--- Input material ---

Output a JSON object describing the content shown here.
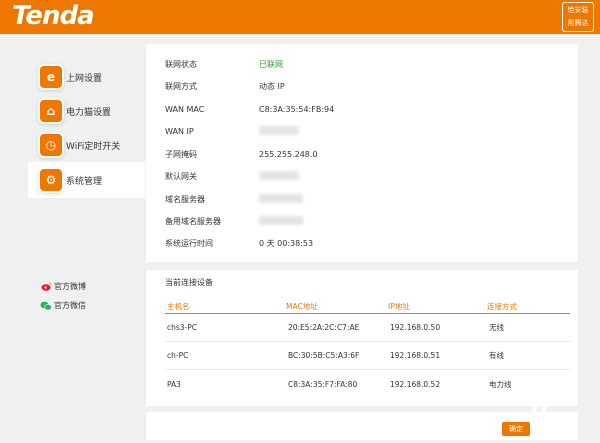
{
  "header": {
    "logo": "Tenda",
    "badge_line1": "恰安装",
    "badge_line2": "用腾达",
    "brand_color": "#ee7700"
  },
  "sidebar": {
    "items": [
      {
        "label": "上网设置",
        "icon": "internet-icon"
      },
      {
        "label": "电力猫设置",
        "icon": "powerline-icon"
      },
      {
        "label": "WiFi定时开关",
        "icon": "timer-icon"
      },
      {
        "label": "系统管理",
        "icon": "settings-icon",
        "active": true
      }
    ],
    "social": [
      {
        "label": "官方微博",
        "icon": "weibo-icon"
      },
      {
        "label": "官方微信",
        "icon": "wechat-icon"
      }
    ]
  },
  "status": {
    "rows": [
      {
        "key": "联网状态",
        "value": "已联网"
      },
      {
        "key": "联网方式",
        "value": "动态 IP"
      },
      {
        "key": "WAN MAC",
        "value": "C8:3A:35:54:FB:94"
      },
      {
        "key": "WAN IP",
        "value": ""
      },
      {
        "key": "子网掩码",
        "value": "255.255.248.0"
      },
      {
        "key": "默认网关",
        "value": ""
      },
      {
        "key": "域名服务器",
        "value": ""
      },
      {
        "key": "备用域名服务器",
        "value": ""
      },
      {
        "key": "系统运行时间",
        "value": "0 天 00:38:53"
      }
    ]
  },
  "devices": {
    "title": "当前连接设备",
    "columns": [
      "主机名",
      "MAC地址",
      "IP地址",
      "连接方式"
    ],
    "rows": [
      {
        "host": "chs3-PC",
        "mac": "20:E5:2A:2C:C7:AE",
        "ip": "192.168.0.50",
        "type": "无线"
      },
      {
        "host": "ch-PC",
        "mac": "BC:30:5B:C5:A3:6F",
        "ip": "192.168.0.51",
        "type": "有线"
      },
      {
        "host": "PA3",
        "mac": "C8:3A:35:F7:FA:80",
        "ip": "192.168.0.52",
        "type": "电力线"
      }
    ]
  },
  "footer": {
    "button_label": "确定"
  }
}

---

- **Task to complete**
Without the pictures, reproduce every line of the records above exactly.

- **Task answer**
Output a JSON object describing the content shown here.
{
  "header": {
    "logo": "Tenda",
    "badge_line1": "恰安装",
    "badge_line2": "用腾达",
    "brand_color": "#ee7700"
  },
  "sidebar": {
    "items": [
      {
        "label": "上网设置",
        "icon": "internet-icon"
      },
      {
        "label": "电力猫设置",
        "icon": "powerline-icon"
      },
      {
        "label": "WiFi定时开关",
        "icon": "timer-icon"
      },
      {
        "label": "系统管理",
        "icon": "settings-icon",
        "active": true
      }
    ],
    "social": [
      {
        "label": "官方微博",
        "icon": "weibo-icon"
      },
      {
        "label": "官方微信",
        "icon": "wechat-icon"
      }
    ]
  },
  "status": {
    "rows": [
      {
        "key": "联网状态",
        "value": "已联网"
      },
      {
        "key": "联网方式",
        "value": "动态 IP"
      },
      {
        "key": "WAN MAC",
        "value": "C8:3A:35:54:FB:94"
      },
      {
        "key": "WAN IP",
        "value": ""
      },
      {
        "key": "子网掩码",
        "value": "255.255.248.0"
      },
      {
        "key": "默认网关",
        "value": ""
      },
      {
        "key": "域名服务器",
        "value": ""
      },
      {
        "key": "备用域名服务器",
        "value": ""
      },
      {
        "key": "系统运行时间",
        "value": "0 天 00:38:53"
      }
    ]
  },
  "devices": {
    "title": "当前连接设备",
    "columns": [
      "主机名",
      "MAC地址",
      "IP地址",
      "连接方式"
    ],
    "rows": [
      {
        "host": "chs3-PC",
        "mac": "20:E5:2A:2C:C7:AE",
        "ip": "192.168.0.50",
        "type": "无线"
      },
      {
        "host": "ch-PC",
        "mac": "BC:30:5B:C5:A3:6F",
        "ip": "192.168.0.51",
        "type": "有线"
      },
      {
        "host": "PA3",
        "mac": "C8:3A:35:F7:FA:80",
        "ip": "192.168.0.52",
        "type": "电力线"
      }
    ]
  },
  "footer": {
    "button_label": "确定"
  }
}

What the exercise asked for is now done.